It has therefore been little surprise that we have seen Jakarta suggest patrols among Southeast Asian states and with others as well over the past few years. At the minilateral level in Southeast Asia, there had been discussion about trilateral patrols in the Sulu-Sulawesi Seas between Indonesia, Malaysia, and the Philippines eventually broadening out to parts of the South China Sea (See: “Confronting Threats in the Sulu-Sulawesi Seas: Opportunities and Challenges”). In addition, in previous iterations of the Indonesia-Australia “2 +2” meeting, there have also been mentions as well about bilateral patrols in the South China Sea. Ryacudu’s comments this week are thus just the latest in a line of such statements rather than a groundbreaking development.

So when Reuters reported on March 17 that Indonesian Defense Minister Ryamizard Ryacudu mentioned following an Indonesia-Australia meeting that Jakarta had been discussing patrols with other Southeast Asian states, this was hardly news. Indeed, Ryacudu’s comments focused less on new ideas about joint or coordinated patrols on an expanded basis but just having countries facing the South China Sea patrolling within their own exclusive economic zone (EEZ), which would already cover part of the South China Sea. That speaks to a broader issue with such proposals for patrols: the devil lies in the details, but the details are often overlooked amid the headlines.

Furthermore, while Ryacudu did touch on how there had been discussions about such patrols, he unsurprisingly did not mention how those discussions have advanced or even mention specific countries. That alone should reinforce a point I’ve made before: talking about patrols is much easier to do (and is done much more frequently) than actually acting on them, whether in a low-key fashion or even in a highly-public way. There are stubborn realities that need to be confronted here, including, among others, the limited capabilities of Southeast Asian states, the longstanding desire not to upset peace and stability, and the differences in views that need to be reconciled domestically. Indonesia is not immune from these as well.

There are also specifics that need to be ironed out as well to properly manage these engagements if they are to be evaluated in principle or acted on in practice, including where exactly they are being held, what the nature of the patrols are (joint, coordinated, or combined, which can all have important distinctions though they are used interchangeably), and how to communicate this to the wider public. That we have heard much more about general patrols rather than specifics is testament to how difficult such challenges are to overcome.
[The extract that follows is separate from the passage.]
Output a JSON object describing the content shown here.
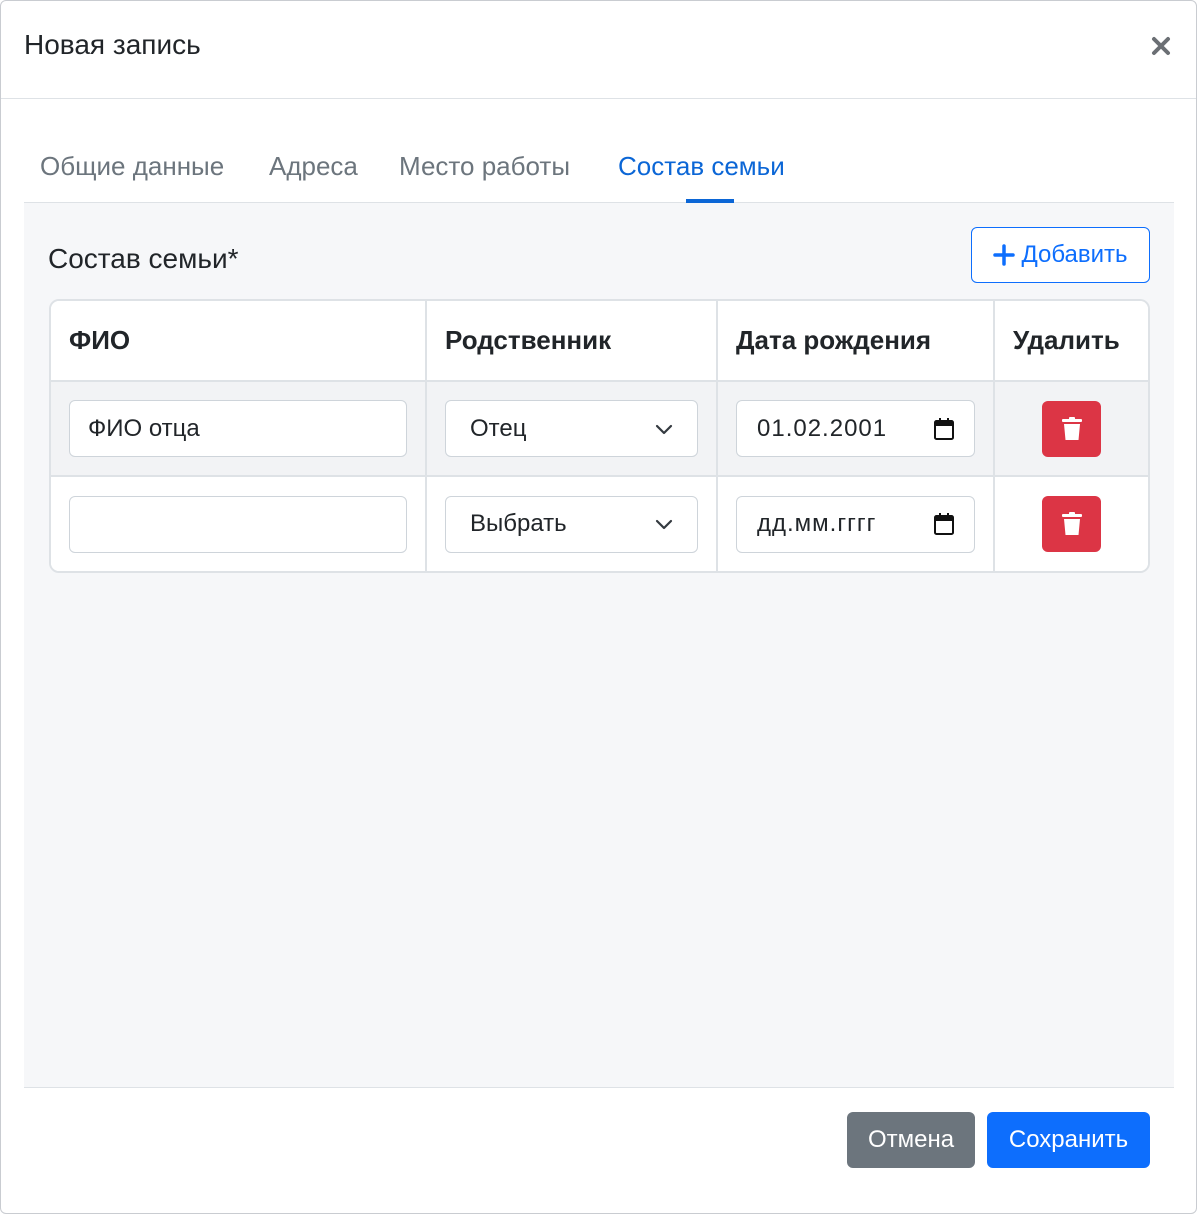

In his remarks, Ryacudu also mentioned not just the South China Sea, but also the Malacca Strait and the Sulu Sea as well, which present their own opportunities and challenges in this respect and represent different degrees of regional collaboration.

Fourth and finally, while discussing the specifics of and the feasibility around such patrols, it is worth being candid about their utility. Joint patrols may make sense for Southeast Asian states in order to demonstrate presence and illustrate that regional actors are willing to and capable of providing for the security of their own waters. Beijing, for its part, no doubt sees these patrols as important enough for it to engage on as well, seeing that outside actors are looking at them as a means of what it terms “outside interference.”

But given the vast asymmetry of capabilities in China’s favor, patrols of this ilk will in fact do very little to affect a change in Chinese assertive behavior that allow it to have a growing ability to control the South China Sea, which Beijing can then choose to exercise to secure its interests at the expense of others. Not unlike other initiatives such as the work on a binding code of conduct in the South China Sea, it is important to be attentive to both the value and limitations of individual measures to confront the real strategic challenge (See: “Will a China-ASEAN South China Sea Code of Conduct Really Matter?”).